Lawyers may well disagree. They will say the court didn’t introduce new law. It merely interpreted existing law. But the practical reality is that the court granted rights of enforcement that didn’t previously exist. To the ordinary person, a law that cannot be enforced is not a law. Viewed in those terms, the court created new law.
Witness, too, the recent Test-Achats case which decided that gender discrimination in insurance contracts were contrary to the fundamentals of the European Union Treaty. But only with effect from 21 December 2012. (The judgement is an extraordinarily tortuous piece of logic. It has to be in order to arrive at the conclusion, because there is a specific EU Directive which exempts insurance premiums from gender equality if the differences are based on actuarial and statistical considerations. So the court found a way to rule that the Directive was invalid … but only from a date 22 months into the future.)
The European Convention on Human Rights came into being in 1951, inspired by Winston Churchill and his contemporaries, and is, as we are often reminded, quite separate from the European Union. But the court has the same European tendency to reinvent long-established principles in a manner which is often wholly unexpected.
And yet the introduction to the Convention refers to “fundamental freedoms which are … best maintained … by an effective political democracy and … a common understanding and observance of the human rights” [emphasis added].
Who among the signatories in the 1950s would have imagined that their commitment to “hold free elections at reasonable intervals by secret ballot” would later be construed as a right to allow prisoners – but only some of them – to vote at those elections? What has happened in the intervening years to make this a human right when it so plainly wasn’t understood to be one sixty years ago?
There are powerful arguments which can be developed in favour of votes for prisoners and arguments, too, for equality in pensions and insurance.

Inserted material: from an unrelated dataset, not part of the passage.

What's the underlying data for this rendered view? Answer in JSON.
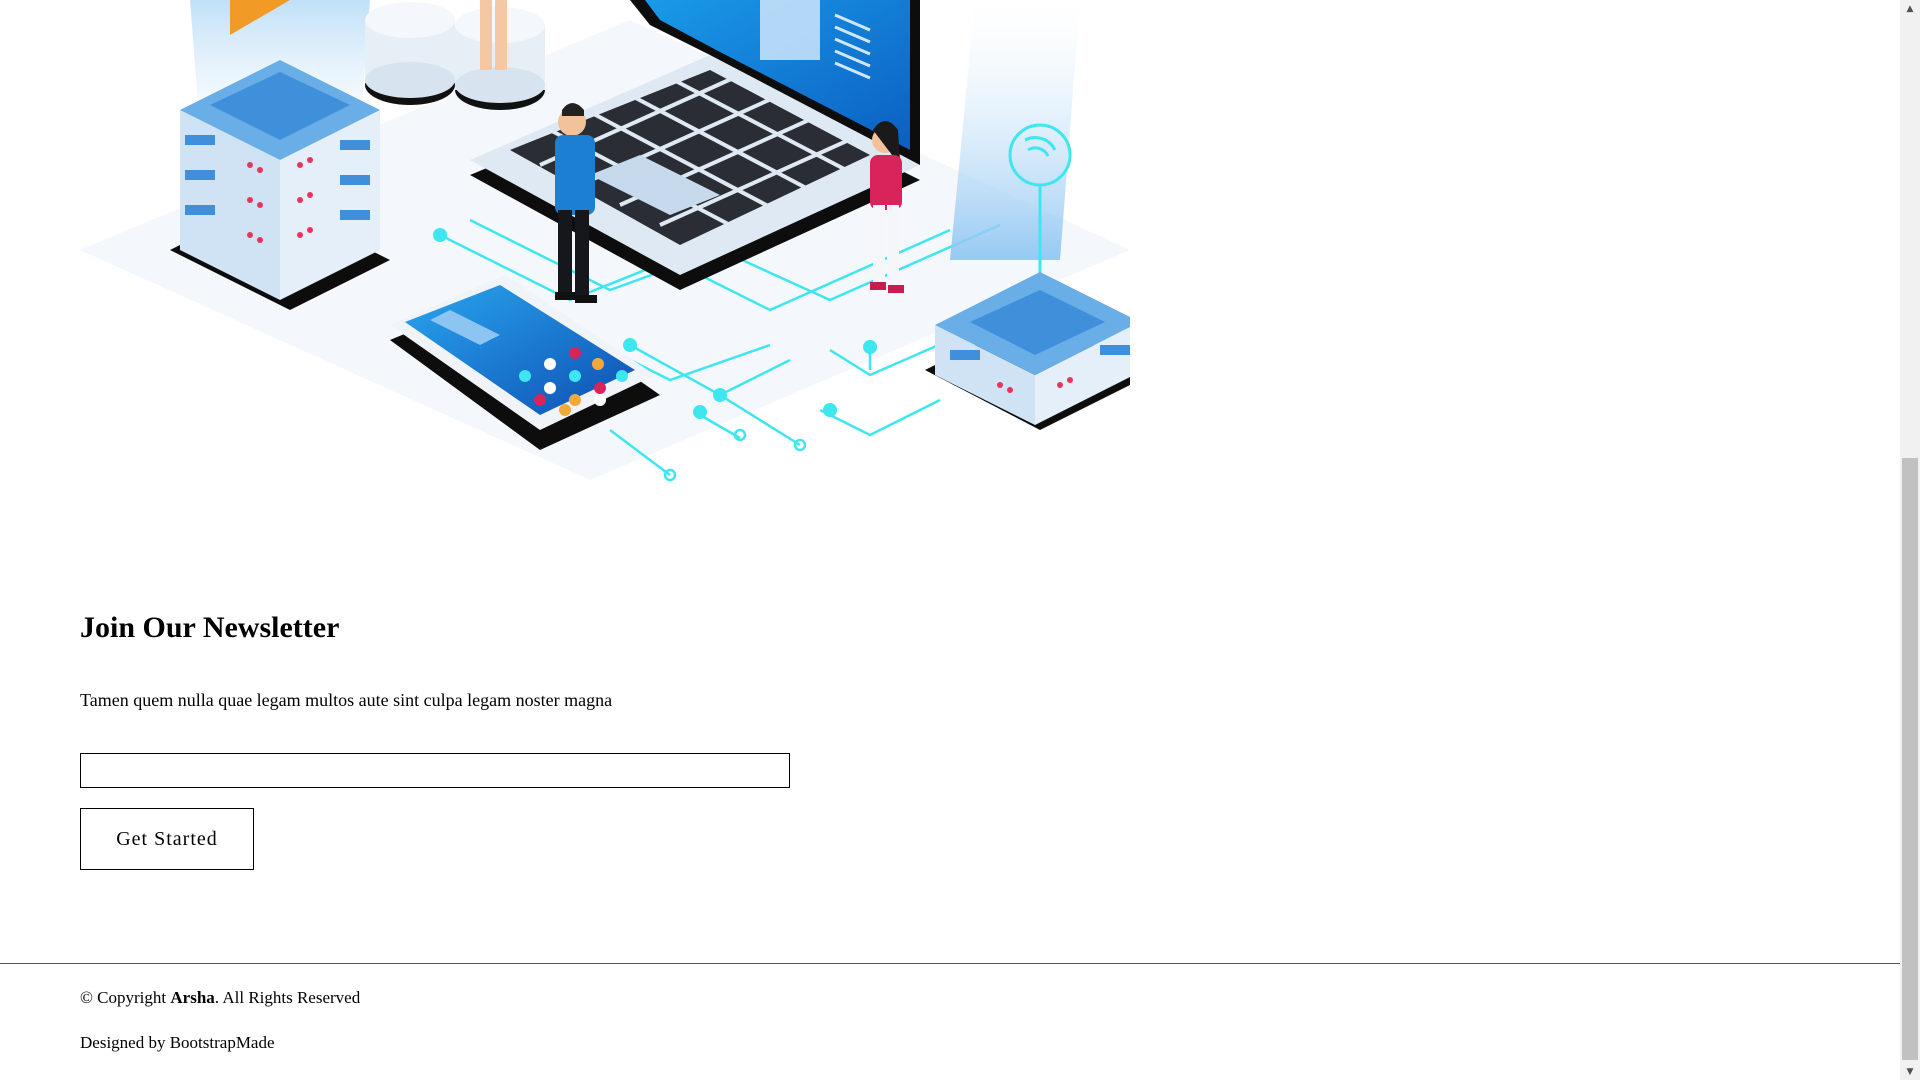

But they are arguments of politics and policy. In the UK, we expect to vote on such matters.
And we expect to have the right to vote on them.